*Your task*.
Using the word "Adjustments" as the filter, copy each matching line from the records.
── Input for this task ──
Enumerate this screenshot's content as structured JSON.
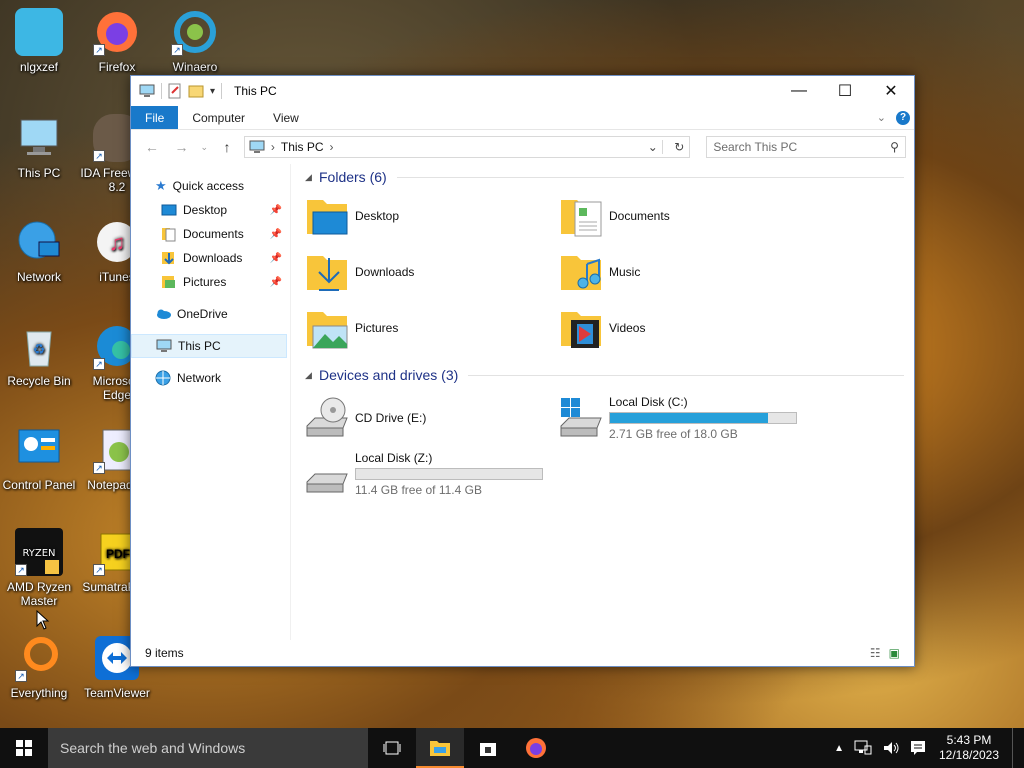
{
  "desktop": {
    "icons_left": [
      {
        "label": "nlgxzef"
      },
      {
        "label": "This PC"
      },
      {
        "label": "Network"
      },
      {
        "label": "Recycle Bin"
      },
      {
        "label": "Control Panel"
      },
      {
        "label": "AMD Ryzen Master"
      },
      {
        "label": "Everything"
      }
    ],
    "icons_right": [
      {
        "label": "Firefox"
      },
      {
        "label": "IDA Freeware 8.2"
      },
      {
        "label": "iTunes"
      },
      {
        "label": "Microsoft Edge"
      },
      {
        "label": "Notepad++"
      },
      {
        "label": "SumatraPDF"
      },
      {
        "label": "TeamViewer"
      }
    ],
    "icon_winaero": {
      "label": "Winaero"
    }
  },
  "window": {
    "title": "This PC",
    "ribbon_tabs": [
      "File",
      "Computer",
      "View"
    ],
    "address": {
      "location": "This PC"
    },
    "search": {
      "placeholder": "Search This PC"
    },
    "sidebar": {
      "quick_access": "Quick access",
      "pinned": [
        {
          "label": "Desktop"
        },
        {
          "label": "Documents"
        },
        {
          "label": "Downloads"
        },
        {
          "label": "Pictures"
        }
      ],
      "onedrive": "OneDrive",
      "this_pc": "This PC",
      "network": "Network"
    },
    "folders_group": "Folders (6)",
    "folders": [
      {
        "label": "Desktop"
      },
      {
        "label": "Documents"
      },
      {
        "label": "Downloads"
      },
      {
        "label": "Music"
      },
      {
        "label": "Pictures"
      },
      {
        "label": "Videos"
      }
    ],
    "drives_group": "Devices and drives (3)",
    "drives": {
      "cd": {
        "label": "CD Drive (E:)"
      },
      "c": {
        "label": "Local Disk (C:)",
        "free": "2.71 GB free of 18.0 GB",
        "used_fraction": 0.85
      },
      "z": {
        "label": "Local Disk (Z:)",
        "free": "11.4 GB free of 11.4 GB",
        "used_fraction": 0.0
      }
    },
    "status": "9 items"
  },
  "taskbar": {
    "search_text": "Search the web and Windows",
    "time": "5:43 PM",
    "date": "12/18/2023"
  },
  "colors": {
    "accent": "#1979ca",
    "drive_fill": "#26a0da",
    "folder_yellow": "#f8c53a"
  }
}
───
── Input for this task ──
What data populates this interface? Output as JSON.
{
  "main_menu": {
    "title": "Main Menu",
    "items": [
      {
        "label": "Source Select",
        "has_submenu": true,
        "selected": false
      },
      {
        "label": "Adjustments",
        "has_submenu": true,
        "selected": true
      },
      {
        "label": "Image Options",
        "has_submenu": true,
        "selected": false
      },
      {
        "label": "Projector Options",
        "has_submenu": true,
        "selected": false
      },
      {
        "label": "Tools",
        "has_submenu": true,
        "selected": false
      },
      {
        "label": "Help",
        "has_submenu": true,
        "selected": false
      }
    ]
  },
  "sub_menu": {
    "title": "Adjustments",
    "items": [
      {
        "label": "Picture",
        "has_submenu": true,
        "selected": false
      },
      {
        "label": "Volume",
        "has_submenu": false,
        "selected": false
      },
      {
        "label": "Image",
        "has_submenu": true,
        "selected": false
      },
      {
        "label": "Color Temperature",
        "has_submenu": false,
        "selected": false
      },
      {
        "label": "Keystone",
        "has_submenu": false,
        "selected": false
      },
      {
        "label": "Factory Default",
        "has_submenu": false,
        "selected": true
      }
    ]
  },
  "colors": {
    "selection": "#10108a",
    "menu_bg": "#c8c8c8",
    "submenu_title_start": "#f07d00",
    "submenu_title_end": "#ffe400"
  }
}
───
*Exercise response*.
        "label": "Adjustments",
    "title": "Adjustments",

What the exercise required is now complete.